_Input material_.
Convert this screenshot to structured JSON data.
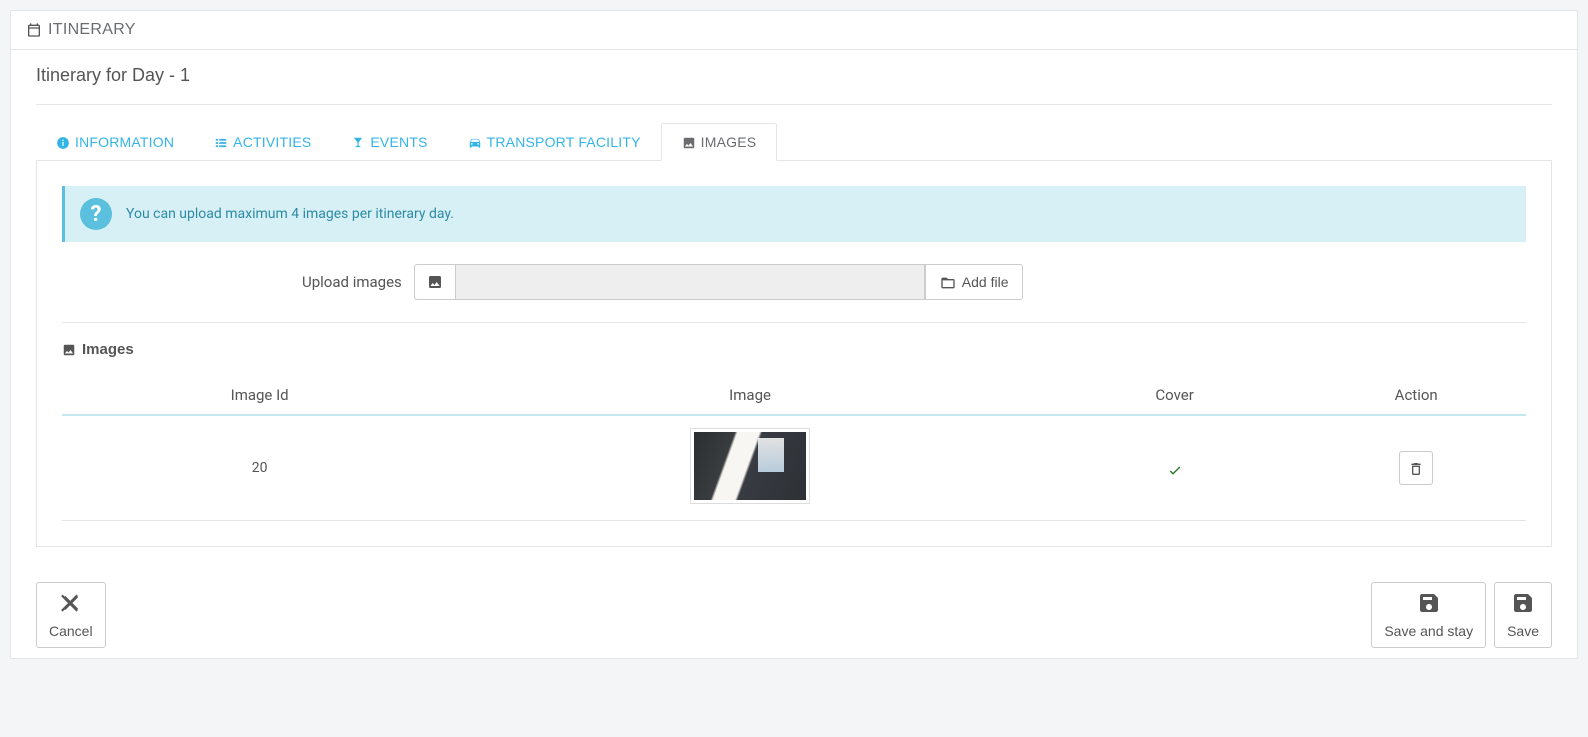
{
  "panel": {
    "title": "ITINERARY"
  },
  "subtitle": "Itinerary for Day - 1",
  "tabs": {
    "information": "INFORMATION",
    "activities": "ACTIVITIES",
    "events": "EVENTS",
    "transport": "TRANSPORT FACILITY",
    "images": "IMAGES"
  },
  "alert": {
    "message": "You can upload maximum 4 images per itinerary day."
  },
  "upload": {
    "label": "Upload images",
    "add_file": "Add file"
  },
  "images_section": {
    "title": "Images",
    "headers": {
      "id": "Image Id",
      "image": "Image",
      "cover": "Cover",
      "action": "Action"
    },
    "rows": [
      {
        "id": "20",
        "cover": true
      }
    ]
  },
  "footer": {
    "cancel": "Cancel",
    "save_stay": "Save and stay",
    "save": "Save"
  }
}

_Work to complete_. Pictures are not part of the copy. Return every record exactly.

_Response to this exercise_.
Convert this screenshot to structured JSON data.
{
  "panel": {
    "title": "ITINERARY"
  },
  "subtitle": "Itinerary for Day - 1",
  "tabs": {
    "information": "INFORMATION",
    "activities": "ACTIVITIES",
    "events": "EVENTS",
    "transport": "TRANSPORT FACILITY",
    "images": "IMAGES"
  },
  "alert": {
    "message": "You can upload maximum 4 images per itinerary day."
  },
  "upload": {
    "label": "Upload images",
    "add_file": "Add file"
  },
  "images_section": {
    "title": "Images",
    "headers": {
      "id": "Image Id",
      "image": "Image",
      "cover": "Cover",
      "action": "Action"
    },
    "rows": [
      {
        "id": "20",
        "cover": true
      }
    ]
  },
  "footer": {
    "cancel": "Cancel",
    "save_stay": "Save and stay",
    "save": "Save"
  }
}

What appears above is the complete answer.